--- Extracted material ---
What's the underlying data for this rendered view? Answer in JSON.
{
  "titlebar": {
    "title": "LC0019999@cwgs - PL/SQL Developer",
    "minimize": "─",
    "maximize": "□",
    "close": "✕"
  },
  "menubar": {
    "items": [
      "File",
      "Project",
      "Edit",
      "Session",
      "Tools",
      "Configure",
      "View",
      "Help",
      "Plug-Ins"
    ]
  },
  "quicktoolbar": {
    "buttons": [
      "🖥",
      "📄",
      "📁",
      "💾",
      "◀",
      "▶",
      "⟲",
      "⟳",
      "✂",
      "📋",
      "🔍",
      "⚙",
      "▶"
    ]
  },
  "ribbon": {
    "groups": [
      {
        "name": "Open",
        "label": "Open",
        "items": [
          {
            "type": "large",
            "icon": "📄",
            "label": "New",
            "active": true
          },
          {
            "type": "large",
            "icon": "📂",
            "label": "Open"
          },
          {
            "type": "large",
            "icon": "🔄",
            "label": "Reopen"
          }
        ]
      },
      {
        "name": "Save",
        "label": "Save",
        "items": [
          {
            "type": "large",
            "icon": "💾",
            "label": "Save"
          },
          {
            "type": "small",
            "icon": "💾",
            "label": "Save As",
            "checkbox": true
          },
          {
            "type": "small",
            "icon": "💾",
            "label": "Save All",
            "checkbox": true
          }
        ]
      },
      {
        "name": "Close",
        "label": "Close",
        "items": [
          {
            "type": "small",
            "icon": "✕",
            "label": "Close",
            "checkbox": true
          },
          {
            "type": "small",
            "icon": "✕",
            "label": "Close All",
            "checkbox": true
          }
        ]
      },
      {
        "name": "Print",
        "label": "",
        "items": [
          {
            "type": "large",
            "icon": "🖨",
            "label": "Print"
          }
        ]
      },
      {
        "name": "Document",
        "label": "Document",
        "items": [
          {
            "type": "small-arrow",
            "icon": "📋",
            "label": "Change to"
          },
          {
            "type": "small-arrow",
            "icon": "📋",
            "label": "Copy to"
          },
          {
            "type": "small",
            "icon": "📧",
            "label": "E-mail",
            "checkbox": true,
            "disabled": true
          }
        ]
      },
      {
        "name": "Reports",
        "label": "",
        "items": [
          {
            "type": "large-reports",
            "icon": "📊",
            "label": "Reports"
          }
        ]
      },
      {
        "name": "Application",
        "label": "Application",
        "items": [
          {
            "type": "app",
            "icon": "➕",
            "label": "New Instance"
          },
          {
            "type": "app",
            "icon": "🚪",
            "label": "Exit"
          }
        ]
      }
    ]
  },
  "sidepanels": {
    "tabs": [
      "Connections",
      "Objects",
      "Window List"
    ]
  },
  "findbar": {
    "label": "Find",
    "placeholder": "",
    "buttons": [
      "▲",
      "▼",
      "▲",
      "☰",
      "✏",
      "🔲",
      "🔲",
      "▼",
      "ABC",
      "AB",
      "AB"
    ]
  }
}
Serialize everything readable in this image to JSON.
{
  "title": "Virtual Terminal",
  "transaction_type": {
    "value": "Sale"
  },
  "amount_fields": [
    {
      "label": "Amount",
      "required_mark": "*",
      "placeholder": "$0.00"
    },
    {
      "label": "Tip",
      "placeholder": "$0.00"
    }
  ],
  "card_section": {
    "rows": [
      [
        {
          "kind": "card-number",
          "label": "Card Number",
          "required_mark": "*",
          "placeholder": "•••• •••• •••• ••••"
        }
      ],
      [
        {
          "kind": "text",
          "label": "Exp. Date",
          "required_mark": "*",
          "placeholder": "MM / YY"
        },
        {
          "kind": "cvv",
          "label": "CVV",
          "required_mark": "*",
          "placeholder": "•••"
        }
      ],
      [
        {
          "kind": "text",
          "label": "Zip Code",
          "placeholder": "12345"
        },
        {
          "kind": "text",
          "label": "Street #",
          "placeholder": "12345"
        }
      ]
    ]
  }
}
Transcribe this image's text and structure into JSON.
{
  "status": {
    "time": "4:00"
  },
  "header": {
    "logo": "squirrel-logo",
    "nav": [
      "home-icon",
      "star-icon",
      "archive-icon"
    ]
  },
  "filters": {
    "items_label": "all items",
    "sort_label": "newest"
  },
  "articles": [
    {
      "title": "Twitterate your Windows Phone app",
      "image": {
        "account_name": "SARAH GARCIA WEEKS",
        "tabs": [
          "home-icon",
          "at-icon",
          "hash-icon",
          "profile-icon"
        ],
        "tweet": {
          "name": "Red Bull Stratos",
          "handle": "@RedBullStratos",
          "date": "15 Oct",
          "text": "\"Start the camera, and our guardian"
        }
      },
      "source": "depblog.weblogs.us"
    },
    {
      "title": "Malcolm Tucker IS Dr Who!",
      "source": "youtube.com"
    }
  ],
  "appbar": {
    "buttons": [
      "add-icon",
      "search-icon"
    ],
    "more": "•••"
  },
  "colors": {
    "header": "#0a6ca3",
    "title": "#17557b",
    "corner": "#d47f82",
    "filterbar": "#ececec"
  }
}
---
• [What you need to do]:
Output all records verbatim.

• [Answer below]:
What's the underlying data for this rendered view? Answer in JSON.
{
  "titlebar": {
    "title": "LC0019999@cwgs - PL/SQL Developer",
    "minimize": "─",
    "maximize": "□",
    "close": "✕"
  },
  "menubar": {
    "items": [
      "File",
      "Project",
      "Edit",
      "Session",
      "Tools",
      "Configure",
      "View",
      "Help",
      "Plug-Ins"
    ]
  },
  "quicktoolbar": {
    "buttons": [
      "🖥",
      "📄",
      "📁",
      "💾",
      "◀",
      "▶",
      "⟲",
      "⟳",
      "✂",
      "📋",
      "🔍",
      "⚙",
      "▶"
    ]
  },
  "ribbon": {
    "groups": [
      {
        "name": "Open",
        "label": "Open",
        "items": [
          {
            "type": "large",
            "icon": "📄",
            "label": "New",
            "active": true
          },
          {
            "type": "large",
            "icon": "📂",
            "label": "Open"
          },
          {
            "type": "large",
            "icon": "🔄",
            "label": "Reopen"
          }
        ]
      },
      {
        "name": "Save",
        "label": "Save",
        "items": [
          {
            "type": "large",
            "icon": "💾",
            "label": "Save"
          },
          {
            "type": "small",
            "icon": "💾",
            "label": "Save As",
            "checkbox": true
          },
          {
            "type": "small",
            "icon": "💾",
            "label": "Save All",
            "checkbox": true
          }
        ]
      },
      {
        "name": "Close",
        "label": "Close",
        "items": [
          {
            "type": "small",
            "icon": "✕",
            "label": "Close",
            "checkbox": true
          },
          {
            "type": "small",
            "icon": "✕",
            "label": "Close All",
            "checkbox": true
          }
        ]
      },
      {
        "name": "Print",
        "label": "",
        "items": [
          {
            "type": "large",
            "icon": "🖨",
            "label": "Print"
          }
        ]
      },
      {
        "name": "Document",
        "label": "Document",
        "items": [
          {
            "type": "small-arrow",
            "icon": "📋",
            "label": "Change to"
          },
          {
            "type": "small-arrow",
            "icon": "📋",
            "label": "Copy to"
          },
          {
            "type": "small",
            "icon": "📧",
            "label": "E-mail",
            "checkbox": true,
            "disabled": true
          }
        ]
      },
      {
        "name": "Reports",
        "label": "",
        "items": [
          {
            "type": "large-reports",
            "icon": "📊",
            "label": "Reports"
          }
        ]
      },
      {
        "name": "Application",
        "label": "Application",
        "items": [
          {
            "type": "app",
            "icon": "➕",
            "label": "New Instance"
          },
          {
            "type": "app",
            "icon": "🚪",
            "label": "Exit"
          }
        ]
      }
    ]
  },
  "sidepanels": {
    "tabs": [
      "Connections",
      "Objects",
      "Window List"
    ]
  },
  "findbar": {
    "label": "Find",
    "placeholder": "",
    "buttons": [
      "▲",
      "▼",
      "▲",
      "☰",
      "✏",
      "🔲",
      "🔲",
      "▼",
      "ABC",
      "AB",
      "AB"
    ]
  }
}
Serialize everything readable in this image to JSON.
{
  "title": "Virtual Terminal",
  "transaction_type": {
    "value": "Sale"
  },
  "amount_fields": [
    {
      "label": "Amount",
      "required_mark": "*",
      "placeholder": "$0.00"
    },
    {
      "label": "Tip",
      "placeholder": "$0.00"
    }
  ],
  "card_section": {
    "rows": [
      [
        {
          "kind": "card-number",
          "label": "Card Number",
          "required_mark": "*",
          "placeholder": "•••• •••• •••• ••••"
        }
      ],
      [
        {
          "kind": "text",
          "label": "Exp. Date",
          "required_mark": "*",
          "placeholder": "MM / YY"
        },
        {
          "kind": "cvv",
          "label": "CVV",
          "required_mark": "*",
          "placeholder": "•••"
        }
      ],
      [
        {
          "kind": "text",
          "label": "Zip Code",
          "placeholder": "12345"
        },
        {
          "kind": "text",
          "label": "Street #",
          "placeholder": "12345"
        }
      ]
    ]
  }
}
Transcribe this image's text and structure into JSON.
{
  "status": {
    "time": "4:00"
  },
  "header": {
    "logo": "squirrel-logo",
    "nav": [
      "home-icon",
      "star-icon",
      "archive-icon"
    ]
  },
  "filters": {
    "items_label": "all items",
    "sort_label": "newest"
  },
  "articles": [
    {
      "title": "Twitterate your Windows Phone app",
      "image": {
        "account_name": "SARAH GARCIA WEEKS",
        "tabs": [
          "home-icon",
          "at-icon",
          "hash-icon",
          "profile-icon"
        ],
        "tweet": {
          "name": "Red Bull Stratos",
          "handle": "@RedBullStratos",
          "date": "15 Oct",
          "text": "\"Start the camera, and our guardian"
        }
      },
      "source": "depblog.weblogs.us"
    },
    {
      "title": "Malcolm Tucker IS Dr Who!",
      "source": "youtube.com"
    }
  ],
  "appbar": {
    "buttons": [
      "add-icon",
      "search-icon"
    ],
    "more": "•••"
  },
  "colors": {
    "header": "#0a6ca3",
    "title": "#17557b",
    "corner": "#d47f82",
    "filterbar": "#ececec"
  }
}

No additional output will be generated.